*** Opening of Source data ***

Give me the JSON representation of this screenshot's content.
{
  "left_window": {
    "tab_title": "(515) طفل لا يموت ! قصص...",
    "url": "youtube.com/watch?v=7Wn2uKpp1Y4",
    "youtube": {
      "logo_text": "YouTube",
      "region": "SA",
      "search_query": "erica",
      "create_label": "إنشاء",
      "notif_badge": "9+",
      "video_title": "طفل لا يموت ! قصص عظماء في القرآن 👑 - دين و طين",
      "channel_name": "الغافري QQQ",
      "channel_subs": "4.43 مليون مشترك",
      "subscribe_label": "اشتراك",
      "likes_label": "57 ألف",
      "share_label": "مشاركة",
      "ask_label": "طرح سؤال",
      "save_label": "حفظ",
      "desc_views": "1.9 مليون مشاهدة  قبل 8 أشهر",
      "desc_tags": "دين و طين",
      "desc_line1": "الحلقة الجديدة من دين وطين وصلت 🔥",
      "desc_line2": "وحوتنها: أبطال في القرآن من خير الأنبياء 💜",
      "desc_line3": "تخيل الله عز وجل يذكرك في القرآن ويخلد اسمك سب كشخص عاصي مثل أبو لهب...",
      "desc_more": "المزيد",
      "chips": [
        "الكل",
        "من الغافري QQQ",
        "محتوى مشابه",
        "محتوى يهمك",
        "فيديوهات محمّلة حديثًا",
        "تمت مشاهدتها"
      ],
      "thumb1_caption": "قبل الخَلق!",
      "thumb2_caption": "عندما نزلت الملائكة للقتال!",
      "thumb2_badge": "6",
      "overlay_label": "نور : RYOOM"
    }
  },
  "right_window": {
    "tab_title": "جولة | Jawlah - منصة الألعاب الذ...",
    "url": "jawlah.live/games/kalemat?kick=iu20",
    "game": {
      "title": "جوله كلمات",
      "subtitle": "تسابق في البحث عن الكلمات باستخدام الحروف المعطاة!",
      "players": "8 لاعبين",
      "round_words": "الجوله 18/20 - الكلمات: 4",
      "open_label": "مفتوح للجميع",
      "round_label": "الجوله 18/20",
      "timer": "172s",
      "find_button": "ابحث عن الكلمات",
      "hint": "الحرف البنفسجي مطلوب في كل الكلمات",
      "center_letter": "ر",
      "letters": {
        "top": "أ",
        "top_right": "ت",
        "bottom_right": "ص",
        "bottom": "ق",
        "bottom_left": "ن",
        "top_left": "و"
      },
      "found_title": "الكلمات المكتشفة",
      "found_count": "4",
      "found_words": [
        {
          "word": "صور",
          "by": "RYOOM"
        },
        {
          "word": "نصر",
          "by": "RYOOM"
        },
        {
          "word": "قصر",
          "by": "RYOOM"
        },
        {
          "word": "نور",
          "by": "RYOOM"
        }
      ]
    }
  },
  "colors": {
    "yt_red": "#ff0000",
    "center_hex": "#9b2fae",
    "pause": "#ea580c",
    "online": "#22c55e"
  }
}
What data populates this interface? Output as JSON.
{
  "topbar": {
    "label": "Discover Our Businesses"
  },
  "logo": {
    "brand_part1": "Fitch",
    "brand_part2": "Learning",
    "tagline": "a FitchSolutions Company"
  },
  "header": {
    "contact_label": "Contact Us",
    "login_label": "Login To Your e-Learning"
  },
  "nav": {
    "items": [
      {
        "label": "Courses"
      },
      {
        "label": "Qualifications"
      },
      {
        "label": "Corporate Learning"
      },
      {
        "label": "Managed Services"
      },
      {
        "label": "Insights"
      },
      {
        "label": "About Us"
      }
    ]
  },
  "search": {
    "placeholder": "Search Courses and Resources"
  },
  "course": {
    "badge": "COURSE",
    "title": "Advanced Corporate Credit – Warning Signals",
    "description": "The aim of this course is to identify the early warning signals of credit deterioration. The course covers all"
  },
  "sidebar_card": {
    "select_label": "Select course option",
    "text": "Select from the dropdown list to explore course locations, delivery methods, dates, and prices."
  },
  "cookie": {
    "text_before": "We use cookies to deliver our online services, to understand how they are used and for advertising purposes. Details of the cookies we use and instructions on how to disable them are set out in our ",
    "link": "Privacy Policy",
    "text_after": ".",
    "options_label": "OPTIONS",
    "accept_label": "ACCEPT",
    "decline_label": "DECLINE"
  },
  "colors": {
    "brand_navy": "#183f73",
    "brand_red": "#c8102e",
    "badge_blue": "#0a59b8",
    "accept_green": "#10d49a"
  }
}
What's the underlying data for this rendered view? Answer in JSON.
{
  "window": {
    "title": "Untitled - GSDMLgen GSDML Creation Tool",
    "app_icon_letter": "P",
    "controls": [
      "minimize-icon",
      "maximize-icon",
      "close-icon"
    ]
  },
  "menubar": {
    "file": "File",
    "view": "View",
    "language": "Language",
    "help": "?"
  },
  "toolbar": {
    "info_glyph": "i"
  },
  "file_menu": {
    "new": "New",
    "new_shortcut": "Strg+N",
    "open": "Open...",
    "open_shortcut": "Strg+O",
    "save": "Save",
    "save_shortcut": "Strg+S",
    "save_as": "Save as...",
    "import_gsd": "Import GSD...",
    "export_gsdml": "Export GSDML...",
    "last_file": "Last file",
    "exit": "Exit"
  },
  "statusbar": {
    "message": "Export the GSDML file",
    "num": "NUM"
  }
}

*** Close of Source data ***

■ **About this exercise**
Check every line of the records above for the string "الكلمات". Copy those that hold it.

■ **Response to the exercise**
      "subtitle": "تسابق في البحث عن الكلمات باستخدام الحروف المعطاة!",
      "round_words": "الجوله 18/20 - الكلمات: 4",
      "find_button": "ابحث عن الكلمات",
      "hint": "الحرف البنفسجي مطلوب في كل الكلمات",
      "found_title": "الكلمات المكتشفة",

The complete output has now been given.